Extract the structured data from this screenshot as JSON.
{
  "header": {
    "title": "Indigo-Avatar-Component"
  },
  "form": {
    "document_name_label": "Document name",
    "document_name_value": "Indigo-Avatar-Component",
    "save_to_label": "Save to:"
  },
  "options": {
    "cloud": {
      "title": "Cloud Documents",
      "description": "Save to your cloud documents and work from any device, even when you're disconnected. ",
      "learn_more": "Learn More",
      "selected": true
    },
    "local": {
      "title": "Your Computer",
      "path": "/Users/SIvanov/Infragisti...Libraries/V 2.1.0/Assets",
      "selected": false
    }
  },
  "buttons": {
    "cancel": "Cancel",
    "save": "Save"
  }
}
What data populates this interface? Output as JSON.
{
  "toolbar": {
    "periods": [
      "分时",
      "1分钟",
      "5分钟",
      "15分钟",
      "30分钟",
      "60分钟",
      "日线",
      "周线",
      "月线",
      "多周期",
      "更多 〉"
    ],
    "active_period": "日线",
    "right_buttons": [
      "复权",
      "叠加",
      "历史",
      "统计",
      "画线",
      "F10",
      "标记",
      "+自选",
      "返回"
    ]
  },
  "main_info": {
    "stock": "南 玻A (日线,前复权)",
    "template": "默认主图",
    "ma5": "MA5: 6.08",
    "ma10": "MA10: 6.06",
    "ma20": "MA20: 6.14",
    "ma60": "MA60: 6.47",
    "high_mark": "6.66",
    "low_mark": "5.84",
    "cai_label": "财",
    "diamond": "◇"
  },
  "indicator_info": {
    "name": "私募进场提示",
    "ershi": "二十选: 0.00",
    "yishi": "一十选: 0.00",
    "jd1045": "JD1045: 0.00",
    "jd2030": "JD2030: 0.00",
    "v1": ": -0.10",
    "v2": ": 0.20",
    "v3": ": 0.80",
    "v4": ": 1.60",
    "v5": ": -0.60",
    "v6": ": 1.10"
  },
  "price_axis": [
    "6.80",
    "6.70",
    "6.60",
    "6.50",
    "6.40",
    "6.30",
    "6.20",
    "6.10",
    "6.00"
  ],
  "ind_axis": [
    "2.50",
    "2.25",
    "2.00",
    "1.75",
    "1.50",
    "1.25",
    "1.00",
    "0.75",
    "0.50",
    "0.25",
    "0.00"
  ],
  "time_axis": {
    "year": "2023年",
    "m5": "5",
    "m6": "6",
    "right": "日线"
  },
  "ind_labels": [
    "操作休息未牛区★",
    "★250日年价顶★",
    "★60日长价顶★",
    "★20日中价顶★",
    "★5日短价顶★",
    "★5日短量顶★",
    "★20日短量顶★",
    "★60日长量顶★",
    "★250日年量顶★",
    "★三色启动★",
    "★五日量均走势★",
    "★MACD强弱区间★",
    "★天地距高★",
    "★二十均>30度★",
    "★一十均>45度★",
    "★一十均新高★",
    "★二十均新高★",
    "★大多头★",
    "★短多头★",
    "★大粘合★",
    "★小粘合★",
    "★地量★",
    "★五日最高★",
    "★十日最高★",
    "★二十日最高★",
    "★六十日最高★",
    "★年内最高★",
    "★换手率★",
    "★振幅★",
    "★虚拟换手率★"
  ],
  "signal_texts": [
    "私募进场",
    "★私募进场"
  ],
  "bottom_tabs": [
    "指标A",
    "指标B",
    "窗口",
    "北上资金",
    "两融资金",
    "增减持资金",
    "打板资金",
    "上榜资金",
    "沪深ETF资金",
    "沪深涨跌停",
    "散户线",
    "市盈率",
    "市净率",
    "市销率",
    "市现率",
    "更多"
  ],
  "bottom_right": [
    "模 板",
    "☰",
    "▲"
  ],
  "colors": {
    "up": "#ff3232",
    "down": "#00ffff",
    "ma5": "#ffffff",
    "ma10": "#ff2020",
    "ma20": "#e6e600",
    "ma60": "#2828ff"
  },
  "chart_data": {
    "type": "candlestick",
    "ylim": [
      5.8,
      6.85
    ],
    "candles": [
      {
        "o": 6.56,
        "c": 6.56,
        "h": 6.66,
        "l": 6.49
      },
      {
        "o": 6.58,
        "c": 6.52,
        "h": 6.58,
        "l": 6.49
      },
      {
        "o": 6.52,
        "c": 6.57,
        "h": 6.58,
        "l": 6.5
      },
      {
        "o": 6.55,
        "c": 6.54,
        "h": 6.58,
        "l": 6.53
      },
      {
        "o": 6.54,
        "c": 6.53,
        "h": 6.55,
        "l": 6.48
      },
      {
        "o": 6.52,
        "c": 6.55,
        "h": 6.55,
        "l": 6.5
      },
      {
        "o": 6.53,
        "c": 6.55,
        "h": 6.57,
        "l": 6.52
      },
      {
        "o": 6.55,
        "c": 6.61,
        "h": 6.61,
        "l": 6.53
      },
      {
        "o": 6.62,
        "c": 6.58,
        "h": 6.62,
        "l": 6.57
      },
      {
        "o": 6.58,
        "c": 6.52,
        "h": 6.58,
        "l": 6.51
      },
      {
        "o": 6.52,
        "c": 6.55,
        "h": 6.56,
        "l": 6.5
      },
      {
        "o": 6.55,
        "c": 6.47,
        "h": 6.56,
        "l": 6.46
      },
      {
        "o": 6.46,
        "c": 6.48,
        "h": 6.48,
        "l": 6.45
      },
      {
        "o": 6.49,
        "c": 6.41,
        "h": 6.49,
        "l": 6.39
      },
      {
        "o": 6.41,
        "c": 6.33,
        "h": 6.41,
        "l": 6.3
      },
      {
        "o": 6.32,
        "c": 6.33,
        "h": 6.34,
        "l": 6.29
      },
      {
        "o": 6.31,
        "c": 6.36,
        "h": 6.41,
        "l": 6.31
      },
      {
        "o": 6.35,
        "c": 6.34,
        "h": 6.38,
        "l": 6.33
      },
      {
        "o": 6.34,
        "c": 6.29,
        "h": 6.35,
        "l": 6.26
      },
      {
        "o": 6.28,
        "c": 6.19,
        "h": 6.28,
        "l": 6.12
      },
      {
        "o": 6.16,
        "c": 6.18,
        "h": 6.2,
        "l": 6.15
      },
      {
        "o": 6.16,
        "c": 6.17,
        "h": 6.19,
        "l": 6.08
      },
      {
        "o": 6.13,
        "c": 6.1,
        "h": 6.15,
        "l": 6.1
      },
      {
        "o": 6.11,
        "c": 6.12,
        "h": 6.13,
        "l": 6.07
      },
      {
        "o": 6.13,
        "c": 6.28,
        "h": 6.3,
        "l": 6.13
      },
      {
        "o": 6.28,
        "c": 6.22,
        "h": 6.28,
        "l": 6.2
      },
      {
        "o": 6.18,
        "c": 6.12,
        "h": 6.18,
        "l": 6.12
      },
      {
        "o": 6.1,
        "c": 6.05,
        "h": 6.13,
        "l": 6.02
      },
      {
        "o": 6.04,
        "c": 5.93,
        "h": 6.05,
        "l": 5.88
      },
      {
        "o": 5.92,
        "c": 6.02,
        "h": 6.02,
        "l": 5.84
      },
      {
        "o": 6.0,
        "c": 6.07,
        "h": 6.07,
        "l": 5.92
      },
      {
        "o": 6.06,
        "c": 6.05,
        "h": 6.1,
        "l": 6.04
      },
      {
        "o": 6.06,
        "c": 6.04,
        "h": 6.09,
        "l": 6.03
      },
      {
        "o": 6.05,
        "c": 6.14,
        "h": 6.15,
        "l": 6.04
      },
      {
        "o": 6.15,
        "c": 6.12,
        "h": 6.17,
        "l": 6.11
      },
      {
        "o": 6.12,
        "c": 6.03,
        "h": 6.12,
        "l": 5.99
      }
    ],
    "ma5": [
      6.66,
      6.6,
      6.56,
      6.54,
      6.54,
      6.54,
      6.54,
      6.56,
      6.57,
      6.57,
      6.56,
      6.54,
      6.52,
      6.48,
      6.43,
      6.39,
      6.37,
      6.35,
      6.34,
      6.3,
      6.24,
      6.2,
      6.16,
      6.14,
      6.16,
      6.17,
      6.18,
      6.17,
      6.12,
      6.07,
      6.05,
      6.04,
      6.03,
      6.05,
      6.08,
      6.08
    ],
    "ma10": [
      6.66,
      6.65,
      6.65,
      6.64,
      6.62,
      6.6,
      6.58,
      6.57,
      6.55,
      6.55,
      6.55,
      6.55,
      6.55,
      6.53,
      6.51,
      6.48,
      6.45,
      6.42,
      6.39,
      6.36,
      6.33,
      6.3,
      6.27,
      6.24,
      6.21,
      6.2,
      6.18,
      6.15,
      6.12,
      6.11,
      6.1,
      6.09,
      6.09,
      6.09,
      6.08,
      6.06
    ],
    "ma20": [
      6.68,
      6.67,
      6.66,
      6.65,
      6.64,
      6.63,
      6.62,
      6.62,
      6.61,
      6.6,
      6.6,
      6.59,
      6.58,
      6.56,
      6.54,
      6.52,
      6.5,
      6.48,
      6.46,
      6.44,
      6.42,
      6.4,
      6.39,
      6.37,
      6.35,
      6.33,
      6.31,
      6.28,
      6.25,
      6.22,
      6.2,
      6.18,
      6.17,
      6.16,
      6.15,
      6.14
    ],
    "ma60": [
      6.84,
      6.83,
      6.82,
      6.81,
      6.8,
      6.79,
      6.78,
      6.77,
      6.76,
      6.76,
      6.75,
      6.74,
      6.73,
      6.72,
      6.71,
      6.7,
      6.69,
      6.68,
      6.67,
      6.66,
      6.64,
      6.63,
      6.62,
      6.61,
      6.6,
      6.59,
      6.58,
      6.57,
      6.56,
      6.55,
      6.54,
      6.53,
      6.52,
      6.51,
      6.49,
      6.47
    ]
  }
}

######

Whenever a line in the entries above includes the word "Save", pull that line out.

**OUTPUT FOR THIS EXERCISE**
    "save_to_label": "Save to:"
      "description": "Save to your cloud documents and work from any device, even when you're disconnected. ",
    "save": "Save"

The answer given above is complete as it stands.